### Records excerpted from a collection
====
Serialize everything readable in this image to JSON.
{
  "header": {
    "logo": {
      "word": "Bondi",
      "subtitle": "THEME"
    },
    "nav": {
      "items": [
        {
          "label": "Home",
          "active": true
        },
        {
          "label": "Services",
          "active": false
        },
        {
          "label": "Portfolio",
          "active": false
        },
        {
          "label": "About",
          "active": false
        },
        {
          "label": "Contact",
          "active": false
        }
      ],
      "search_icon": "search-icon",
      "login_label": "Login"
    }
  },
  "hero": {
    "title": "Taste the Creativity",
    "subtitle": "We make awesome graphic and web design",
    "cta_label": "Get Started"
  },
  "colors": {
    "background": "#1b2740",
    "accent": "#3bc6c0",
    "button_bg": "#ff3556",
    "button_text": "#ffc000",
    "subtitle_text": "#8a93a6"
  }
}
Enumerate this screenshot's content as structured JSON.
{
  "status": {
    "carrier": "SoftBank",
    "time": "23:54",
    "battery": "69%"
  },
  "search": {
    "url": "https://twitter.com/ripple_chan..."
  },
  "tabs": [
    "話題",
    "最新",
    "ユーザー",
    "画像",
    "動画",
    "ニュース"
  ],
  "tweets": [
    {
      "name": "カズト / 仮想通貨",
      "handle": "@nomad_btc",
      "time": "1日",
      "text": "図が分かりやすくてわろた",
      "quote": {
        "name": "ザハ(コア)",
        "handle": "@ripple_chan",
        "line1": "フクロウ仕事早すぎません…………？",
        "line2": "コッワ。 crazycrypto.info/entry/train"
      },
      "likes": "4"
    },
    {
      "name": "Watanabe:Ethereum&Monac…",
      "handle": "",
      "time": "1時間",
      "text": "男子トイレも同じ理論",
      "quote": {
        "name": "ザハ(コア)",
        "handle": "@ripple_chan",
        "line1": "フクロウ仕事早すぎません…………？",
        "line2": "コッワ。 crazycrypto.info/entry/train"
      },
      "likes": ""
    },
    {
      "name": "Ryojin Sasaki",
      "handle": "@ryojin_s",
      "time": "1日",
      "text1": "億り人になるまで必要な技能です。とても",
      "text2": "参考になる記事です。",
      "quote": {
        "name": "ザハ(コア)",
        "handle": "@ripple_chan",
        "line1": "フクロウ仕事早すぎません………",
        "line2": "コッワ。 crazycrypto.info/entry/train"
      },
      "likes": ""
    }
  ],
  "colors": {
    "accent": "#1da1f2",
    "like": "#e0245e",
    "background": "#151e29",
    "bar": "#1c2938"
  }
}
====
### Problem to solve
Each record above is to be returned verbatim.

### Task result
Serialize everything readable in this image to JSON.
{
  "header": {
    "logo": {
      "word": "Bondi",
      "subtitle": "THEME"
    },
    "nav": {
      "items": [
        {
          "label": "Home",
          "active": true
        },
        {
          "label": "Services",
          "active": false
        },
        {
          "label": "Portfolio",
          "active": false
        },
        {
          "label": "About",
          "active": false
        },
        {
          "label": "Contact",
          "active": false
        }
      ],
      "search_icon": "search-icon",
      "login_label": "Login"
    }
  },
  "hero": {
    "title": "Taste the Creativity",
    "subtitle": "We make awesome graphic and web design",
    "cta_label": "Get Started"
  },
  "colors": {
    "background": "#1b2740",
    "accent": "#3bc6c0",
    "button_bg": "#ff3556",
    "button_text": "#ffc000",
    "subtitle_text": "#8a93a6"
  }
}
Enumerate this screenshot's content as structured JSON.
{
  "status": {
    "carrier": "SoftBank",
    "time": "23:54",
    "battery": "69%"
  },
  "search": {
    "url": "https://twitter.com/ripple_chan..."
  },
  "tabs": [
    "話題",
    "最新",
    "ユーザー",
    "画像",
    "動画",
    "ニュース"
  ],
  "tweets": [
    {
      "name": "カズト / 仮想通貨",
      "handle": "@nomad_btc",
      "time": "1日",
      "text": "図が分かりやすくてわろた",
      "quote": {
        "name": "ザハ(コア)",
        "handle": "@ripple_chan",
        "line1": "フクロウ仕事早すぎません…………？",
        "line2": "コッワ。 crazycrypto.info/entry/train"
      },
      "likes": "4"
    },
    {
      "name": "Watanabe:Ethereum&Monac…",
      "handle": "",
      "time": "1時間",
      "text": "男子トイレも同じ理論",
      "quote": {
        "name": "ザハ(コア)",
        "handle": "@ripple_chan",
        "line1": "フクロウ仕事早すぎません…………？",
        "line2": "コッワ。 crazycrypto.info/entry/train"
      },
      "likes": ""
    },
    {
      "name": "Ryojin Sasaki",
      "handle": "@ryojin_s",
      "time": "1日",
      "text1": "億り人になるまで必要な技能です。とても",
      "text2": "参考になる記事です。",
      "quote": {
        "name": "ザハ(コア)",
        "handle": "@ripple_chan",
        "line1": "フクロウ仕事早すぎません………",
        "line2": "コッワ。 crazycrypto.info/entry/train"
      },
      "likes": ""
    }
  ],
  "colors": {
    "accent": "#1da1f2",
    "like": "#e0245e",
    "background": "#151e29",
    "bar": "#1c2938"
  }
}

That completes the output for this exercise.